A multidirectional two-tube method for chemical pleurodesis could improve distribution of the sclerosing agent within the pleural cavity – a pilot study
Introduction: Malignant pleural effusion (MPE) affects approximately 200,000 people in the United States per annum. Chemical pleurodesis is a recommended first line treatment in the management of MPE, however, success rates as low as 43% has been reported. A bedside chemical pleurodesis can cost up to $11,224 and an estimated inpatient annual expenditure of more than $5 billion in the US alone. This study aims to assess the distribution of the talc slurry within the pleural space using human cadaveric models and to determine the force required to push the talc slurry though a 14 Fr chest tube.
Materials and methods: The force required to administer the talc slurry through a 14 Fr chest tube was tested using a Zwick/Roelle Z005 mechanical tester, using a porcine thoracic biomodel. Talc slurry distribution within the pleural cavity was assessed by direct visualisation following administration to the human cadaveric models using single and multidirectional two-tube methods.
Results: Maximum force required to push the talc slurry through a 14 Fr chest tube was 11.36 N ± 2.79 N. Distribution of the talc slurry within the pleural cavity was found to be poor with a single tube method. Multidirectional two-tube method of administration showed more even distribution.

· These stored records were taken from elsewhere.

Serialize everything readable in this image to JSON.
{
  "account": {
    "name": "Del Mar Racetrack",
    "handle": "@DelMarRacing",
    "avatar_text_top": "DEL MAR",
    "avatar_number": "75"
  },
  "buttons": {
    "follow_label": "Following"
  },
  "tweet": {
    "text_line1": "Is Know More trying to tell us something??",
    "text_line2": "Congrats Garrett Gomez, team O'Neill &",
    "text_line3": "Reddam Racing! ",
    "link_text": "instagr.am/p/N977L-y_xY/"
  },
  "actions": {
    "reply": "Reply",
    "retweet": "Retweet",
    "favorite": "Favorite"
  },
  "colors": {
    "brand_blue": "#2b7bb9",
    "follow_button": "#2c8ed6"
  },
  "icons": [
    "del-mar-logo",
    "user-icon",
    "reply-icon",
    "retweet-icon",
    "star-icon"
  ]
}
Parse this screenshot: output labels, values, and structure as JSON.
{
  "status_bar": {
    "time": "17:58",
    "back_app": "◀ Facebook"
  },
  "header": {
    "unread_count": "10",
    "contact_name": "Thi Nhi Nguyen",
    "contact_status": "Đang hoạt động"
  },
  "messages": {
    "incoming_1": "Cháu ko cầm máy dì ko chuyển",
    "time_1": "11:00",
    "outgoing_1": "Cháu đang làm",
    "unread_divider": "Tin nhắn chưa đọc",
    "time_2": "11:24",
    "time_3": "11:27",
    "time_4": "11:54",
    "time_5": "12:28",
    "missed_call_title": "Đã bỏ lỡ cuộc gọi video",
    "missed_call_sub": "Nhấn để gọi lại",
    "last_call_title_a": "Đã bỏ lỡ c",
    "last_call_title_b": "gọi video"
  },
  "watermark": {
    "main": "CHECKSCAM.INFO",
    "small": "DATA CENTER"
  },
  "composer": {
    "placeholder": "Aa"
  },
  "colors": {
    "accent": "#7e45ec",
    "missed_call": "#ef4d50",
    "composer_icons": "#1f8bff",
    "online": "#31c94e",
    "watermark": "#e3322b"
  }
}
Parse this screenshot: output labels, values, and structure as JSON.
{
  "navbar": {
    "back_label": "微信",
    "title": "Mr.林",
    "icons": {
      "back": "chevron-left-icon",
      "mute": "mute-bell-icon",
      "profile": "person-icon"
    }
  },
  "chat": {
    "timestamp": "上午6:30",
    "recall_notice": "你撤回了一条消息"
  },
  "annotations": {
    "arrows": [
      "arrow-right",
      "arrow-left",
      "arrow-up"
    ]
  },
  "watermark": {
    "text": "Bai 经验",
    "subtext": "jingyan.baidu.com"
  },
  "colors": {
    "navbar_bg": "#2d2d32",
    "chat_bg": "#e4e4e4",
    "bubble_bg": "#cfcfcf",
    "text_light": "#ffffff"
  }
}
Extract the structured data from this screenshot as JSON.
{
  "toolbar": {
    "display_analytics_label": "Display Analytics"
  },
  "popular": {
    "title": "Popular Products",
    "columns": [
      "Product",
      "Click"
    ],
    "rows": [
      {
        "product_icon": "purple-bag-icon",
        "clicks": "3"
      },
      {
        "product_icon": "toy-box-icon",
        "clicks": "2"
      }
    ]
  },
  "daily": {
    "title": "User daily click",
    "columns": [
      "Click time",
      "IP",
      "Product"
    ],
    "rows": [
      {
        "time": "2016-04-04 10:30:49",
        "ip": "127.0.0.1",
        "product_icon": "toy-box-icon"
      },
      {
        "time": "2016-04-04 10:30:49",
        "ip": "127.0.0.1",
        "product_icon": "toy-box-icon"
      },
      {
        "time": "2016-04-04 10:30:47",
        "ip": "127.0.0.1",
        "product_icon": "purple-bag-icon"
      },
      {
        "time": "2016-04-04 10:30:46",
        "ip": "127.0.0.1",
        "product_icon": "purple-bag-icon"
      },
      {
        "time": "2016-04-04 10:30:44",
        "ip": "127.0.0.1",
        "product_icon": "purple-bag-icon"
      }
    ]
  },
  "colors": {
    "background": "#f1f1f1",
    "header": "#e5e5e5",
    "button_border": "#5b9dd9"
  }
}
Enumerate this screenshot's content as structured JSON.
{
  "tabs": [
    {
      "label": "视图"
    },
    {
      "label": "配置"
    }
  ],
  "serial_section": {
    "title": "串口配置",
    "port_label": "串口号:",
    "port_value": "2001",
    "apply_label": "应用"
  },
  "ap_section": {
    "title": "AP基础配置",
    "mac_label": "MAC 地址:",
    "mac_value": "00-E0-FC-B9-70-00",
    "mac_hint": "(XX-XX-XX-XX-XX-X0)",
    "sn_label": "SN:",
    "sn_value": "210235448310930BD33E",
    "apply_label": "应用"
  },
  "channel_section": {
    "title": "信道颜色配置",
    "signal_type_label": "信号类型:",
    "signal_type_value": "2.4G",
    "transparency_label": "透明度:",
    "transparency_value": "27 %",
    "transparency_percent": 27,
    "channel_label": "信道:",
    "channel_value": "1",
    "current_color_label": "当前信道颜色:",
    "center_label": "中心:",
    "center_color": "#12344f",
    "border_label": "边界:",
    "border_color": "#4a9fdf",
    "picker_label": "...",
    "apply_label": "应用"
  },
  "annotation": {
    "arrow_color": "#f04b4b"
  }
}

Conclusion: The experimental multidirectional two-tube method results in wider distribution of the talc slurry within the pleural cavity and could further improve success rate of the talc pleurodesis.
School of Pharmacy and Biomolecular Sciences, as part of Year 4 Scientific Research Skills (SRS) module.
CommentsThe original article is available at https://www.sciencedirect.com
Published CitationCampion E, Mallah SI, Azhar M, O’Keeffe, Hameed A. A multidirectional two-tube method for chemical pleurodesis could improve distribution of the sclerosing agent within the pleural cavity – a pilot study. Annals of Medicine and Surgery. 2021;68:102697
Publication Date9 August 2021
- Anatomy and Regenerative Medicine
- School of Medicine
- School of Pharmacy and Biomolecular Sciences
- Tissue Engineering Research Group (TERG)
- RCSI Bahrain
- Undergraduate Research
- Surgical Affairs
- Surgical Science and Practice
- Biomaterials and Regenerative Medicine
- Published Version (Version of Record)